Chapter 30. User-Defined Functions

by Ray Rankins


  • Why Use User-Defined Functions?

  • Types of Functions

  • Creating and Managing Functions

  • System-Wide Table Valued Functions

  • Rewriting Stored Procedures as Functions

SQL Server provides a number of predefined functions built in to Transact-SQL. (These functions are covered in more depth in Chapter 26, "Using Transact-SQL in SQL Server 2000.") The supplied functions help extend the capabilities of Transact-SQL, providing the ability to perform string manipulation, mathematical calculations, datatype conversions, and so on, within your T-SQL code. Although SQL Server provides a pretty extensive set of functions, there are always times when you wish you had a function that is not provided. You could always create a stored procedure to do custom processing, but you can't use the result of a stored procedure in a where clause or as a column in a select list. If only you could create your own functions.

In SQL Server 2000 you can, with the ability to create user-defined functions.

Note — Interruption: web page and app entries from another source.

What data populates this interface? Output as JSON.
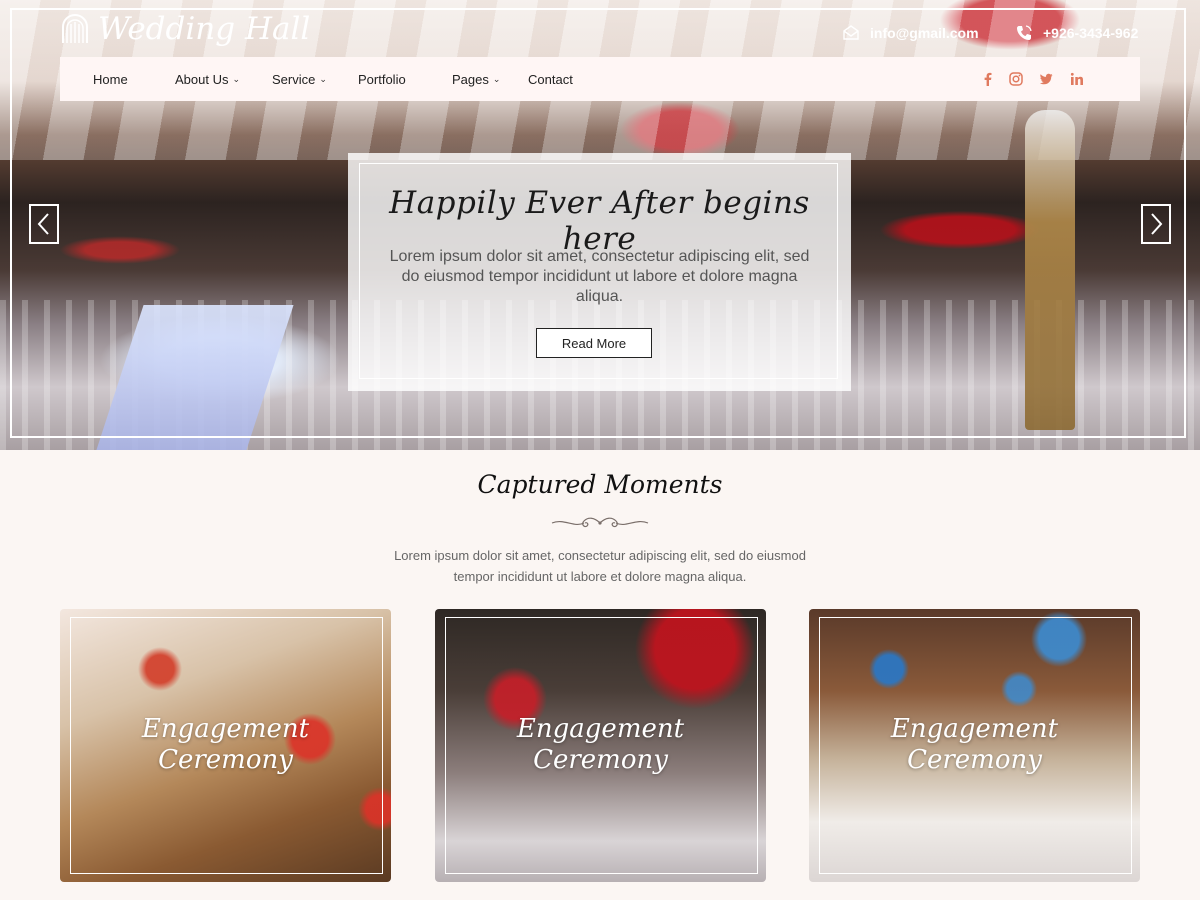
{
  "site": {
    "logo_text": "Wedding Hall",
    "email": "info@gmail.com",
    "phone": "+926-3434-962"
  },
  "nav": {
    "items": [
      {
        "label": "Home",
        "dropdown": false
      },
      {
        "label": "About Us",
        "dropdown": true
      },
      {
        "label": "Service",
        "dropdown": true
      },
      {
        "label": "Portfolio",
        "dropdown": false
      },
      {
        "label": "Pages",
        "dropdown": true
      },
      {
        "label": "Contact",
        "dropdown": false
      }
    ],
    "social": [
      "facebook-icon",
      "instagram-icon",
      "twitter-icon",
      "linkedin-icon"
    ],
    "social_color": "#e07a5f"
  },
  "hero": {
    "title": "Happily Ever After begins here",
    "text": "Lorem ipsum dolor sit amet, consectetur adipiscing elit, sed do eiusmod tempor incididunt ut labore et dolore magna aliqua.",
    "button": "Read More"
  },
  "moments": {
    "title": "Captured Moments",
    "text": "Lorem ipsum dolor sit amet, consectetur adipiscing elit, sed do eiusmod tempor incididunt ut labore et dolore magna aliqua.",
    "cards": [
      {
        "line1": "Engagement",
        "line2": "Ceremony"
      },
      {
        "line1": "Engagement",
        "line2": "Ceremony"
      },
      {
        "line1": "Engagement",
        "line2": "Ceremony"
      }
    ]
  }
}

User-defined functions can return a single scalar value like the built-in functions, or can return a result set as a table variable. (For more information on table variables, see Chapter 26.)

This chapter takes a look at how to create and use user-defined functions as well as when you might want to rewrite stored procedures as functions.

    Part III: SQL Server Administration
    Part IV: Transact-SQL
    Part V: SQL Server Internals and Performance Tuning
    Part VI: Additional SQL Server Features